### What the exercise asks:
Give the number of lines in the listing that hold the word "PEEP". Write nothing but that number.

### Records for the task:
Content starts

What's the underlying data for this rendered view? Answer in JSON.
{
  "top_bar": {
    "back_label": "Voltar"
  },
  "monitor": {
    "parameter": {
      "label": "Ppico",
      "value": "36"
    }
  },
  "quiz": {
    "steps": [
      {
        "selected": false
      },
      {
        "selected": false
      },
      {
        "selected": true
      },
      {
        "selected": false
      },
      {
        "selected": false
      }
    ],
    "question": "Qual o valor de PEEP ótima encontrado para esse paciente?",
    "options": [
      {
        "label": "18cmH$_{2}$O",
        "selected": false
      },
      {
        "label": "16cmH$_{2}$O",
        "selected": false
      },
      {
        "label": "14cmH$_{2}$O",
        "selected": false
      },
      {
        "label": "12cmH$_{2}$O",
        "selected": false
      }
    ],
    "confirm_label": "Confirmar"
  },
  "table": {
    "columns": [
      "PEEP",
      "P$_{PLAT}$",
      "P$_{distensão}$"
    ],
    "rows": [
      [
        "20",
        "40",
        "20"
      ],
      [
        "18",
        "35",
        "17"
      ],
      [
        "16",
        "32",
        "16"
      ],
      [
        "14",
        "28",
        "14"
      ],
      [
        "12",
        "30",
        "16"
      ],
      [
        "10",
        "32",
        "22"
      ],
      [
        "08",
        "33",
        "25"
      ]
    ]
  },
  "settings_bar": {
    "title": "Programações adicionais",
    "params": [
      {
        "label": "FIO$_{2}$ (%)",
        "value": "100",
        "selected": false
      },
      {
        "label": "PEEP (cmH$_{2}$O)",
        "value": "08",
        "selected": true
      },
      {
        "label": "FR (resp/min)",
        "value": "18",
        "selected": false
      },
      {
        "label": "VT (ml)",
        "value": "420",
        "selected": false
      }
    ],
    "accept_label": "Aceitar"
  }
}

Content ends
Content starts

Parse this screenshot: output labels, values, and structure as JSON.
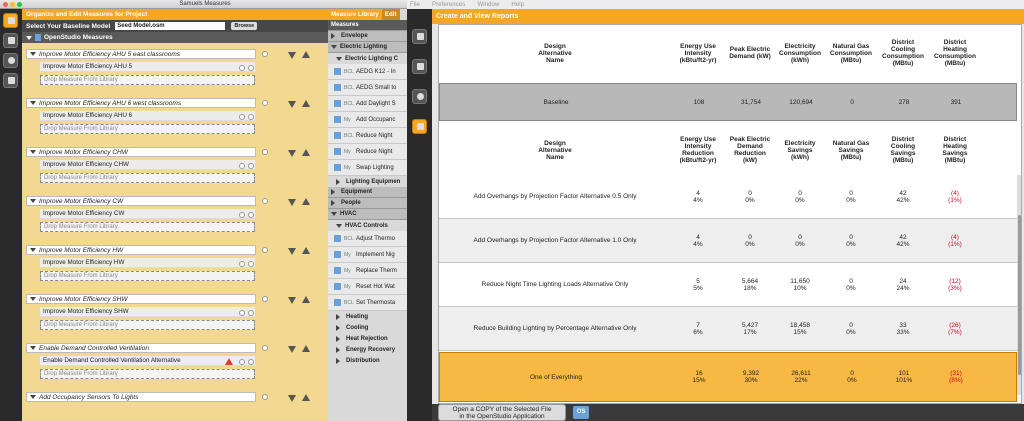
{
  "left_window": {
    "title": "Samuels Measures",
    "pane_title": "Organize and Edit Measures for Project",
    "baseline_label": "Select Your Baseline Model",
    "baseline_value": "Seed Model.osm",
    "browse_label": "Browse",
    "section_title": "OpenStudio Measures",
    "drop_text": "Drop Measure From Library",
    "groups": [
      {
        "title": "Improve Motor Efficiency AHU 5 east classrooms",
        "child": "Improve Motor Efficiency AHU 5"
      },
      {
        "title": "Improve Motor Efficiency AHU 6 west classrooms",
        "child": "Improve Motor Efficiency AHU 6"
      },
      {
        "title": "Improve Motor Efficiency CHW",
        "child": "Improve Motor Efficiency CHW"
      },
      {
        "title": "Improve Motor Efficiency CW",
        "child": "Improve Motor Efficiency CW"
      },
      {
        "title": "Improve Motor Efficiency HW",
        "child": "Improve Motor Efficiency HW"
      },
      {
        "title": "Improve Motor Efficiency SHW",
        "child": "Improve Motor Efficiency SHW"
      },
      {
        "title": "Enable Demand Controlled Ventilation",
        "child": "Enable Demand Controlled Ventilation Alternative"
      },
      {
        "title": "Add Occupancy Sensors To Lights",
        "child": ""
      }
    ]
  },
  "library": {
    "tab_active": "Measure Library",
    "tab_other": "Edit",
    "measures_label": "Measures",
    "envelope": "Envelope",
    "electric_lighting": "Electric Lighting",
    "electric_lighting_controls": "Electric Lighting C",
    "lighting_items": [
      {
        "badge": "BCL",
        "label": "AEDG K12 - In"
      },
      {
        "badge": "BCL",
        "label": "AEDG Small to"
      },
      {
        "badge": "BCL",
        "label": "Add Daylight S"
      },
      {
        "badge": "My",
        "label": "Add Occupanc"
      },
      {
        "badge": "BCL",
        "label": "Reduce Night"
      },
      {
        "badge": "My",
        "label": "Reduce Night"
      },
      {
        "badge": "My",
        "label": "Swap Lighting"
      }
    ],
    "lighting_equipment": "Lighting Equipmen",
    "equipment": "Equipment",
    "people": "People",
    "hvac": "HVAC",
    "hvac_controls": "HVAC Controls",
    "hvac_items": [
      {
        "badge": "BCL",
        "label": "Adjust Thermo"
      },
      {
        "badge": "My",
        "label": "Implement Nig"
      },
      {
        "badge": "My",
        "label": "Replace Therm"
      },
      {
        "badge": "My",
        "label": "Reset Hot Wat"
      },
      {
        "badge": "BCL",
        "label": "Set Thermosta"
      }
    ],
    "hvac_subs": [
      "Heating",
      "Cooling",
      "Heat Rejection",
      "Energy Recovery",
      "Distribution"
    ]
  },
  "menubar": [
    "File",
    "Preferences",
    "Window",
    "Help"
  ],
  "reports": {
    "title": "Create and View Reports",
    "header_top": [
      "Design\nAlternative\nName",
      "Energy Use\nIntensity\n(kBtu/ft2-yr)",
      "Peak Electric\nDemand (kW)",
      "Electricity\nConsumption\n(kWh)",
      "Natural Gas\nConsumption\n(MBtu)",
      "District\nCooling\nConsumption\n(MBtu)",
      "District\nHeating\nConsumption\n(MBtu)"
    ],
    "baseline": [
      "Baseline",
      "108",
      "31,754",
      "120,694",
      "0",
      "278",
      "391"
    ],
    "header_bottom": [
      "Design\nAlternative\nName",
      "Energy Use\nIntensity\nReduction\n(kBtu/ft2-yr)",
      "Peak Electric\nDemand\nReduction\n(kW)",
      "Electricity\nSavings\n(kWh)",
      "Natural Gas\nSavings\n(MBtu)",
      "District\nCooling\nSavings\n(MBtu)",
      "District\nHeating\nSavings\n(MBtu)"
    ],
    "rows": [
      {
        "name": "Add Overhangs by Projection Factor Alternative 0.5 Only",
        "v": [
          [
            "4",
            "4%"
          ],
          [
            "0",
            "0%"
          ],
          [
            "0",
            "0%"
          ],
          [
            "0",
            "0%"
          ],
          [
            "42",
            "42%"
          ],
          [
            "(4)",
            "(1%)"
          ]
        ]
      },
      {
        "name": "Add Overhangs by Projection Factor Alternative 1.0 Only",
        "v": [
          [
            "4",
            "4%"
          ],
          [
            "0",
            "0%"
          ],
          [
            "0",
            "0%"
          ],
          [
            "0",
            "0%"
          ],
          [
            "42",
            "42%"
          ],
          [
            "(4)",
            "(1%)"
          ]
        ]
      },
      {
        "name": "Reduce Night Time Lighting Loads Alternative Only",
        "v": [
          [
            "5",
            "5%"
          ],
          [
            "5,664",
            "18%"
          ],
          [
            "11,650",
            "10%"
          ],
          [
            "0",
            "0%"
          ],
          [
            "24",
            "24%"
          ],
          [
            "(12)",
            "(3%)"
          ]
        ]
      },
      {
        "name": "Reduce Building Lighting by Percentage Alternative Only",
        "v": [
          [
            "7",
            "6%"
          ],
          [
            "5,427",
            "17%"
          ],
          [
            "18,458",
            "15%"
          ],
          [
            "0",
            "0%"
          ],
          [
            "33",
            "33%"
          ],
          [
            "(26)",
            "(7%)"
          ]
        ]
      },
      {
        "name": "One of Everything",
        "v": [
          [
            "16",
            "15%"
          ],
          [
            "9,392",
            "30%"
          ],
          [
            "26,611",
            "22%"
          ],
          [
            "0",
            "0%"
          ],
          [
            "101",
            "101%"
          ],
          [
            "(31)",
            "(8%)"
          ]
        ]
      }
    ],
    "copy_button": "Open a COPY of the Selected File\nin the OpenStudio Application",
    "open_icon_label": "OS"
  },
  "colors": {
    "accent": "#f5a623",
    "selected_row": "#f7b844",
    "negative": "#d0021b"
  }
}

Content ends

### Answer to the exercise:
3